http://dieppestaff.pbworks.com/w/file/fetch/66176267/Professional%20Learning%20communities.pdf .

DuFour, Rick, Rebecca DuFour, Robert Eaker, Thomas Many, and Mike Mattos. Learning by Doing: A Handbook for Professional Learning Communities at Work. Bloomington, IN: Solution Tree Press, 2016.

Fullan, Michael. Leading in a Culture of Change. San Francisco, CA: Jossey-Bass, 2007.

Professional Standards for Educational Leaders 2015. National Policy Board for Educational Administration. Reston, VA. Access at
www.ccsso.org/Documents/2015/ProfessionalStandardsforEducationalLeaders2015forNPBEAFINAL.pdf

Professional Learning Communities Guide 2016-2017. Tucson Unified School District, Tucson, AZ. Access at http://www.tusd1.org/contents/depart/pd/Documents/PLCGuide.pdf

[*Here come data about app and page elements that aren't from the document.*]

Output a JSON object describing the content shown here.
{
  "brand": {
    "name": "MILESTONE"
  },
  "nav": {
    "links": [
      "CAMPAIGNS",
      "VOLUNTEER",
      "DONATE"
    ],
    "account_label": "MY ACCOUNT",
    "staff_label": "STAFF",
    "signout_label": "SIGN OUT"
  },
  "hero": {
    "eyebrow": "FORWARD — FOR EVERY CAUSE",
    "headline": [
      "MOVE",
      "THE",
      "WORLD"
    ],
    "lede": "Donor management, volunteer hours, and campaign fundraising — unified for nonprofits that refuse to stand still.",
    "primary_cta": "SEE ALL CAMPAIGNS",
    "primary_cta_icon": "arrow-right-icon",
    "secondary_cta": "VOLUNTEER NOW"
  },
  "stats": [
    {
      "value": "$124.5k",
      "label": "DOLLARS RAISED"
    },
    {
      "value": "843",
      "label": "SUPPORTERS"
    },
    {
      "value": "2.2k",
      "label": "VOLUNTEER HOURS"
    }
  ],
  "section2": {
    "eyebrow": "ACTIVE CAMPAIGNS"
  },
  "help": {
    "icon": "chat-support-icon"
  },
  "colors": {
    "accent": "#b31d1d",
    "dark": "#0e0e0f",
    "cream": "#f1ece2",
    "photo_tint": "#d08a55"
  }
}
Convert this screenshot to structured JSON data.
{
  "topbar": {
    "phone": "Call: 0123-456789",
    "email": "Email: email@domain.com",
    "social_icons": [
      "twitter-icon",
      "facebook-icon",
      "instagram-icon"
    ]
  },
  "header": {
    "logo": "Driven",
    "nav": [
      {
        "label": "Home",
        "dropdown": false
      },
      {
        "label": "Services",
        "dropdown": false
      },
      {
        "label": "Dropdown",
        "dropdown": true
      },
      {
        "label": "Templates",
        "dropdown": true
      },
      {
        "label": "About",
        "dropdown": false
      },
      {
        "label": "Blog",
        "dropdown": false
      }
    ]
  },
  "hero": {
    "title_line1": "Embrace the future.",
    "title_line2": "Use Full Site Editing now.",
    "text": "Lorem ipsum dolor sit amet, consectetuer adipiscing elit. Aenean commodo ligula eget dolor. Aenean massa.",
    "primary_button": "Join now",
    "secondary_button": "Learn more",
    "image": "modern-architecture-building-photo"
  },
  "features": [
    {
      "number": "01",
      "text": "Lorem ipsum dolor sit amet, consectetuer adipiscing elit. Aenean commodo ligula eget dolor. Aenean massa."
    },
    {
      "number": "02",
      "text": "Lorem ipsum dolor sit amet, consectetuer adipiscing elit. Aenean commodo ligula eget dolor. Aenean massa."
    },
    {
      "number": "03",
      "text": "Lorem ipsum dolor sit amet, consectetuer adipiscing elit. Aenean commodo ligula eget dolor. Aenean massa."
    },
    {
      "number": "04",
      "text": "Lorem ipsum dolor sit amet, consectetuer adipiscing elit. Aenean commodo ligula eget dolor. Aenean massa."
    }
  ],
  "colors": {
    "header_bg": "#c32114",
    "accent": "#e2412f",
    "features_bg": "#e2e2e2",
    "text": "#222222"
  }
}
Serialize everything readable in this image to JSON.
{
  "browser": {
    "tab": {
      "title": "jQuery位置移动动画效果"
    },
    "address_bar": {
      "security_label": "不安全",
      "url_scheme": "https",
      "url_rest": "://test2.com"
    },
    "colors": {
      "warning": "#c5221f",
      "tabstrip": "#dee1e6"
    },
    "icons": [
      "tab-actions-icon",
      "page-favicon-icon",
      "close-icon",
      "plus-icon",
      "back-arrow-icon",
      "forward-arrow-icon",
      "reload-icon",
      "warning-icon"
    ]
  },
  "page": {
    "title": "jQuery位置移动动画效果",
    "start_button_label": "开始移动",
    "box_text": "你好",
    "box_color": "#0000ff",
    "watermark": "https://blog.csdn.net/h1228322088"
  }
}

Rutherford, Paula. “New Teacher Needs Assessment and Goal Setting Tools.” Just ASK Publications. Access at www.justaskpublications.com/just-ask-resource-center/mentoring-resources/.

___________. “Do You Hear What I Say? Do I Hear What You Say?” (An Information Processing Styles Survey). Access at
www.justaskpublications.com/just-ask-resource-center/mentoring-resources.

Rutherford, Paula, et al. Creating a Culture for Learning. Alexandria, VA: Just ASK Publications, 2011.

*Access a survey based on this article at www.nsrfharmony.org/system/files/protocols/plc_survey_0.pdf
This survey can help you think about and assess the extent to which each of the major factors associated with professional learning community, critical elements, human resources, and structural conditions is currently present at your school.

 

 Creating a Culture for Learning

 

Permission is granted for reprinting and distribution of this newsletter for non-commercial use only.

Please include the following citation on all copies:
Baldanza, Marcia. “There is No Need for ‘Guess What’s on My Mind… or Theirs’ ”  Professional Practices. May 2017. Reproduced with permission of Just ASK Publications & Professional Development. © 2017 All rights reserved.